| Work instructions |
Wherever the word "opay" shows up in the data, report the line it sits in.

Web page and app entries

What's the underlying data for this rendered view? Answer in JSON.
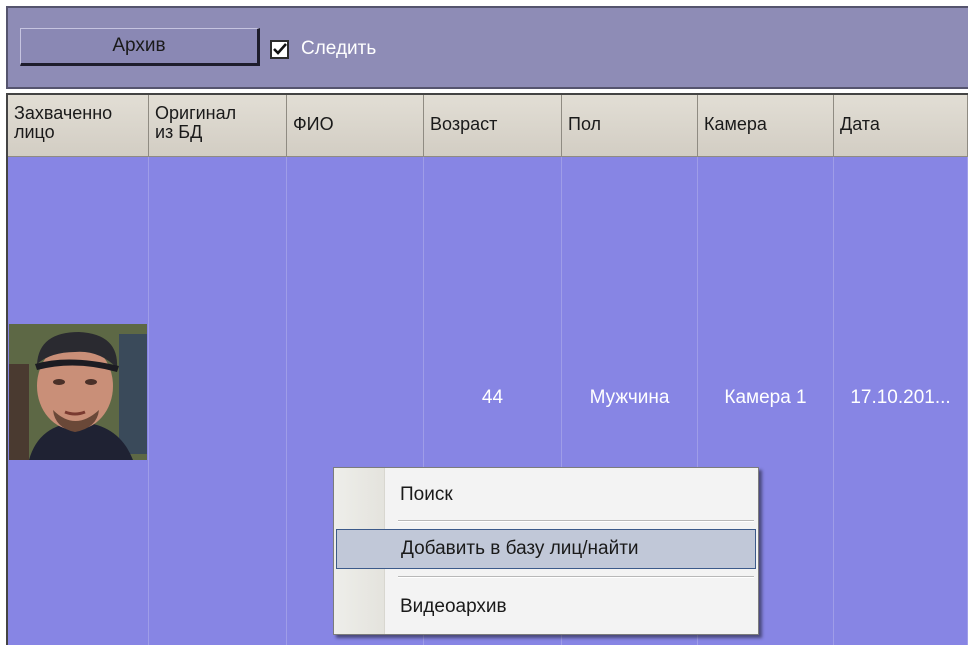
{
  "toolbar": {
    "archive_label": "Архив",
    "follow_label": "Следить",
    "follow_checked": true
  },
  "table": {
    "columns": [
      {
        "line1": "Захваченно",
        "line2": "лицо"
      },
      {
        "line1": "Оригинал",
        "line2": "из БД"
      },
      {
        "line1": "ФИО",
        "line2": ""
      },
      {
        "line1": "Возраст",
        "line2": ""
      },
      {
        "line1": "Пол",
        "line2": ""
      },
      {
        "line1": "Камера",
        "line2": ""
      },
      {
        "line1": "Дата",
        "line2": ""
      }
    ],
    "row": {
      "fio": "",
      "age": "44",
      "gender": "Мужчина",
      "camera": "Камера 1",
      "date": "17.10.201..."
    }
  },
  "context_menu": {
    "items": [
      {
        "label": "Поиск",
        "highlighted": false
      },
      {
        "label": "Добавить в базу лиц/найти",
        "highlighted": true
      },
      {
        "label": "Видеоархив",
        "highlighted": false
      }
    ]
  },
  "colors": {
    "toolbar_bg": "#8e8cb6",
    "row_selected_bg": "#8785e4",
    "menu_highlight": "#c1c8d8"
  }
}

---

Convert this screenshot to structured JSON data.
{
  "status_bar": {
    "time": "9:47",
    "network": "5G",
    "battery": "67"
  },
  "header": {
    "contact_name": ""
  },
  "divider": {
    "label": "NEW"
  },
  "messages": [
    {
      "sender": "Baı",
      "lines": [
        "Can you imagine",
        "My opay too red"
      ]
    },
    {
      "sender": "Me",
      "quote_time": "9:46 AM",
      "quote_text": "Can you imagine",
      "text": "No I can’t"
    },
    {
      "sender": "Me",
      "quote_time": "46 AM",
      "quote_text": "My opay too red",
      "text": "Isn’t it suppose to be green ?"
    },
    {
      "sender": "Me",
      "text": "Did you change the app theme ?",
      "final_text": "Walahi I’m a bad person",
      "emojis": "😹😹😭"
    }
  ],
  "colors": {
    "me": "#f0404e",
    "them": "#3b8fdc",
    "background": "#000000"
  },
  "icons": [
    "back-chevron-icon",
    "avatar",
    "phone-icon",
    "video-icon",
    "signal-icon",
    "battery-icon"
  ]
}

| Written response |
        "My opay too red"
      "quote_text": "My opay too red",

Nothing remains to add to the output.